The most expensive part of geophysical exploration is data acquisition. For 3D seismic imaging, the acquisition process requires a 2D array of wave sources and a 2D array of receivers. Sources generate waves, and receivers pick them up; since waves travel in space and time, the data is arranged in a 5D seismic cube (2 dimensions for each source and receiver, and one dimension for time).
Using low-rank optimization formulations, we can interpolate 80% missing seismic data. Low-rank formulations are an important technique for recommender systems, such as the Netflix Prize problem. The insight from SLIM was to use a specific matricizations (unfolding) of the seismic data tensor, to discover low-rank structure in the data. We developed a custom algorithm to solve the problem. Some of the results are shown below.
Caption: (a) shows interpolated data, with 80% filled in. (b) shows the difference between original data and interpolated section, multiplied 100-fold. The approach recovers essentially all coherent information in the data.
For a preprint, please see: http://arxiv.org/abs/1607.02624
Piecewise Linear-Quadratic (PLQ) Modeling
A lot of large-scale learning problems can be formulated using non-smooth and asymmetric penalties.
Figure 4 shows several examples. All of these penalties share a simple structure that can be used to design fast optimization algorithms, and can be applied to a variety of problems.
I maintain an open source IPsolve code that can solve general PLQ problems, with a growing number of examples:
Primary reference: https://arxiv.org/abs/1301.4566
Recent extensions: https://arxiv.org/abs/1309.7857
Ongoing work includes faster optimization codes for large-scale PLQ problems and formulations and algorithms for nuisance (shape) parameter estimation.
An interesting idea in optimization is that of partial minimization, also known in some contexts as ‘variable projection’. Given an optimization problem with a natural partition over the variables,
we can often gain some advantage by thinking of the problem as follows:
minimize G(u), where G(u) = minimum over x of g(x,u).

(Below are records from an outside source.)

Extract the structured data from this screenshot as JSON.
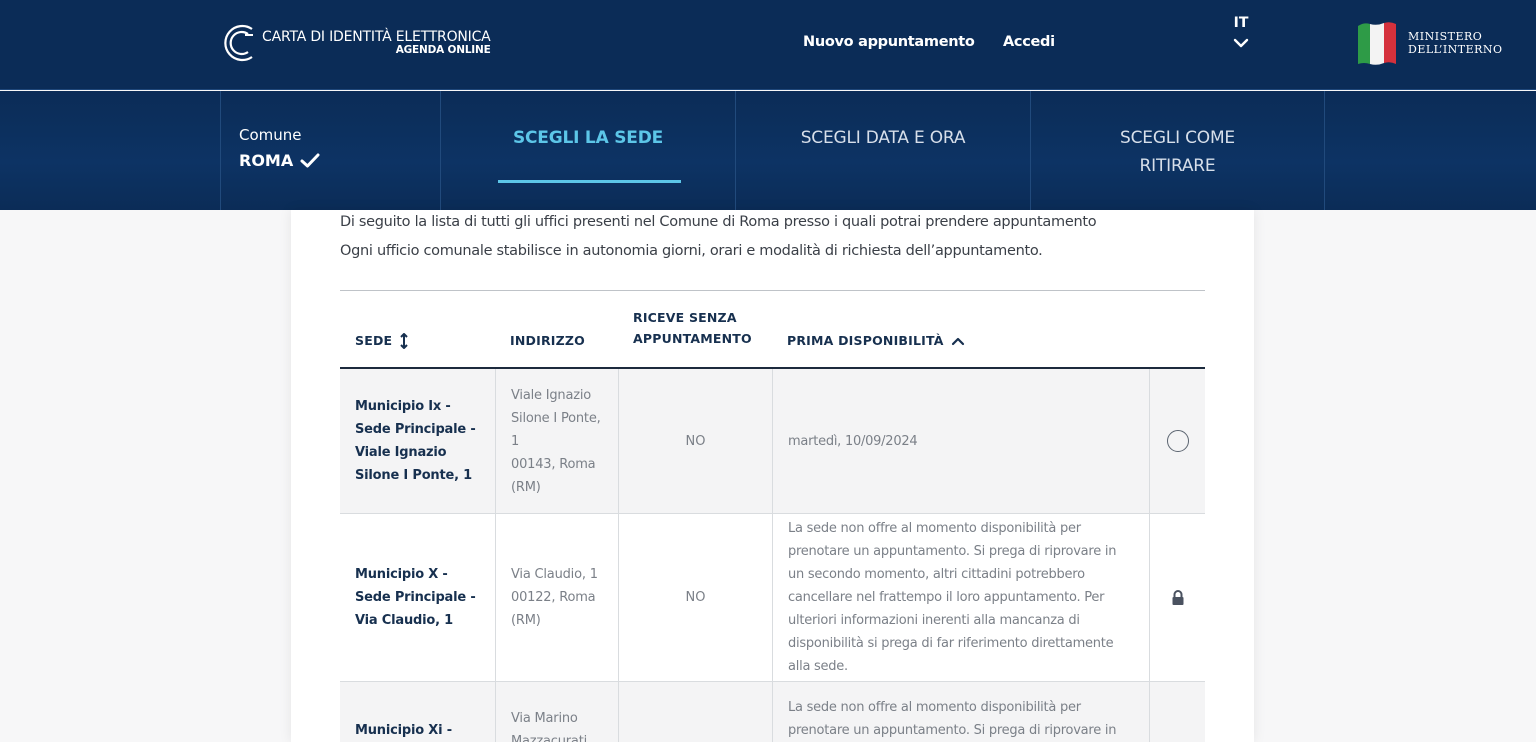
{
  "header": {
    "brand_title": "CARTA DI IDENTITÀ ELETTRONICA",
    "brand_subtitle": "AGENDA ONLINE",
    "nav_new_appointment": "Nuovo appuntamento",
    "nav_login": "Accedi",
    "language": "IT",
    "ministry_line1": "MINISTERO",
    "ministry_line2": "DELL’INTERNO"
  },
  "steps": {
    "comune_label": "Comune",
    "comune_value": "ROMA",
    "step_sede": "SCEGLI LA SEDE",
    "step_data": "SCEGLI DATA E ORA",
    "step_ritiro_line1": "SCEGLI COME",
    "step_ritiro_line2": "RITIRARE",
    "active": "step_sede"
  },
  "intro": {
    "line1": "Di seguito la lista di tutti gli uffici presenti nel Comune di Roma presso i quali potrai prendere appuntamento",
    "line2": "Ogni ufficio comunale stabilisce in autonomia giorni, orari e modalità di richiesta dell’appuntamento."
  },
  "table": {
    "headers": {
      "sede": "SEDE",
      "indirizzo": "INDIRIZZO",
      "senza_line1": "RICEVE SENZA",
      "senza_line2": "APPUNTAMENTO",
      "prima": "PRIMA DISPONIBILITÀ"
    },
    "rows": [
      {
        "sede": "Municipio Ix - Sede Principale - Viale Ignazio Silone I Ponte, 1",
        "addr1": "Viale Ignazio Silone I Ponte, 1",
        "addr2": "00143, Roma (RM)",
        "senza": "NO",
        "disponibilita": "martedì, 10/09/2024",
        "action": "radio"
      },
      {
        "sede": "Municipio X - Sede Principale - Via Claudio, 1",
        "addr1": "Via Claudio, 1",
        "addr2": "00122, Roma (RM)",
        "senza": "NO",
        "disponibilita": "La sede non offre al momento disponibilità per prenotare un appuntamento. Si prega di riprovare in un secondo momento, altri cittadini potrebbero cancellare nel frattempo il loro appuntamento. Per ulteriori informazioni inerenti alla mancanza di disponibilità si prega di far riferimento direttamente alla sede.",
        "action": "lock"
      },
      {
        "sede": "Municipio Xi -",
        "addr1": "Via Marino Mazzacurati",
        "senza": "",
        "disponibilita": "La sede non offre al momento disponibilità per prenotare un appuntamento. Si prega di riprovare in un"
      }
    ]
  },
  "colors": {
    "header_bg": "#0b2c57",
    "accent": "#5cc6e8",
    "heading_text": "#17304f",
    "muted_text": "#7b8088"
  }
}
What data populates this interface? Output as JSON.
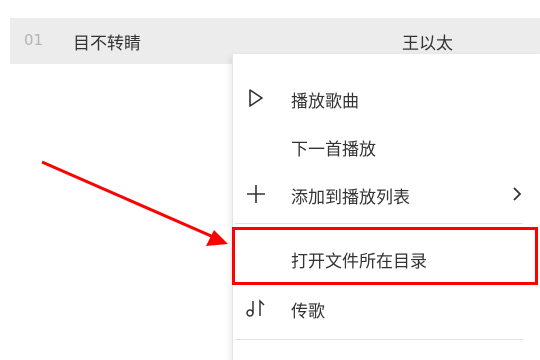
{
  "song": {
    "index": "01",
    "title": "目不转睛",
    "artist": "王以太"
  },
  "context_menu": {
    "items": [
      {
        "label": "播放歌曲",
        "icon": "play-icon"
      },
      {
        "label": "下一首播放",
        "icon": ""
      },
      {
        "label": "添加到播放列表",
        "icon": "plus-icon",
        "submenu": "chevron-right-icon"
      },
      {
        "label": "打开文件所在目录",
        "icon": ""
      },
      {
        "label": "传歌",
        "icon": "music-transfer-icon"
      }
    ]
  },
  "annotation": {
    "highlight_color": "#ff0000",
    "arrow_color": "#ff0000"
  }
}
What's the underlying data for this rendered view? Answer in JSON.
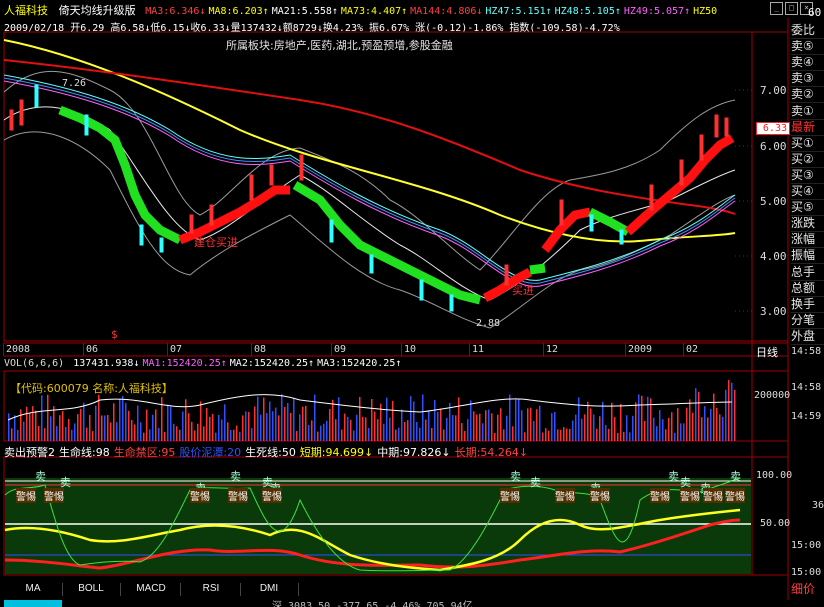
{
  "header": {
    "stock_name": "人福科技",
    "indicator_name": "倚天均线升级版",
    "ma_values": [
      {
        "label": "MA3:6.346↓",
        "color": "#ff4040"
      },
      {
        "label": "MA8:6.203↑",
        "color": "#ffff00"
      },
      {
        "label": "MA21:5.558↑",
        "color": "#ffffff"
      },
      {
        "label": "MA73:4.407↑",
        "color": "#ffff00"
      },
      {
        "label": "MA144:4.806↓",
        "color": "#ff4040"
      },
      {
        "label": "HZ47:5.151↑",
        "color": "#60ffff"
      },
      {
        "label": "HZ48:5.105↑",
        "color": "#60ffff"
      },
      {
        "label": "HZ49:5.057↑",
        "color": "#ff60ff"
      },
      {
        "label": "HZ50",
        "color": "#ffff00"
      }
    ],
    "corner_number": "60",
    "quote_line": "2009/02/18 开6.29 高6.58↓低6.15↓收6.33↓量137432↓额8729↓换4.23% 振6.67% 涨(-0.12)-1.86% 指数(-109.58)-4.72%",
    "sector_line": "所属板块:房地产,医药,湖北,预盈预增,参股金融"
  },
  "main_chart": {
    "price_ticks": [
      "7.00",
      "6.00",
      "5.00",
      "4.00",
      "3.00"
    ],
    "current_price_tag": "6.33",
    "high_label": "7.26",
    "low_label": "2.88",
    "signal_labels": [
      "建仓买进",
      "买进"
    ],
    "dollar_marker": "$",
    "month_labels": [
      "2008",
      "06",
      "07",
      "08",
      "09",
      "10",
      "11",
      "12",
      "2009",
      "02"
    ],
    "period_label": "日线"
  },
  "volume_panel": {
    "title": "VOL(6,6,6)",
    "values": [
      {
        "label": "137431.938↓",
        "color": "#ffffff"
      },
      {
        "label": "MA1:152420.25↑",
        "color": "#ff60ff"
      },
      {
        "label": "MA2:152420.25↑",
        "color": "#ffffff"
      },
      {
        "label": "MA3:152420.25↑",
        "color": "#ffffff"
      }
    ],
    "info_label": "【代码:600079 名称:人福科技】",
    "axis_ticks": [
      "14:58",
      "200000",
      "14:59",
      "14:58"
    ]
  },
  "indicator_panel": {
    "items": [
      {
        "label": "卖出预警2",
        "color": "#ffffff"
      },
      {
        "label": "生命线:98",
        "color": "#ffffff"
      },
      {
        "label": "生命禁区:95",
        "color": "#ff4040"
      },
      {
        "label": "股价泥潭:20",
        "color": "#3050ff"
      },
      {
        "label": "生死线:50",
        "color": "#ffffff"
      },
      {
        "label": "短期:94.699↓",
        "color": "#ffff00"
      },
      {
        "label": "中期:97.826↓",
        "color": "#ffffff"
      },
      {
        "label": "长期:54.264↓",
        "color": "#ff4040"
      }
    ],
    "axis_ticks": [
      "100.00",
      "50.00",
      "15:00",
      "36",
      "15:00"
    ],
    "sell_label": "卖",
    "warn_label": "警惕"
  },
  "bottom_tabs": [
    "MA",
    "BOLL",
    "MACD",
    "RSI",
    "DMI"
  ],
  "status_bar": "深 3083.50 -377.65 -4.46% 705.94亿",
  "right_panel": {
    "items": [
      "委比",
      "卖⑤",
      "卖④",
      "卖③",
      "卖②",
      "卖①",
      "最新",
      "买①",
      "买②",
      "买③",
      "买④",
      "买⑤",
      "涨跌",
      "涨幅",
      "振幅",
      "总手",
      "总额",
      "换手",
      "分笔",
      "外盘"
    ],
    "bottom_label": "细价"
  },
  "window_buttons": [
    "_",
    "□",
    "×"
  ]
}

For example, a seismic PDE constrained optimization problem may look like this:
minimize over (x,u) ||Px – b||^2 subject to A[u] x = q,
where x is a wavefield over the domain, b are observed data, u are unknown velocity parameters, A[u] is a discretized PDE operator with boundary conditions, and q denotes a source term. These problems have been thoroughly studied, and conventional wisdom suggests avoiding the following reformulation:
minimize over (x,u) ||Px – b||^2+ s ||A[u] x – q||^2,
However, by using the partial minimization technique (in particular minimizing over x), we can design and analyze and efficient practical algorithm, with applications to seismic imaging, boundary control, mass transport, and Kalman smoothing.
For a preprint, please see: https://arxiv.org/abs/1606.02395
For nonsmooth examples, see: http://arxiv.org/abs/1601.05011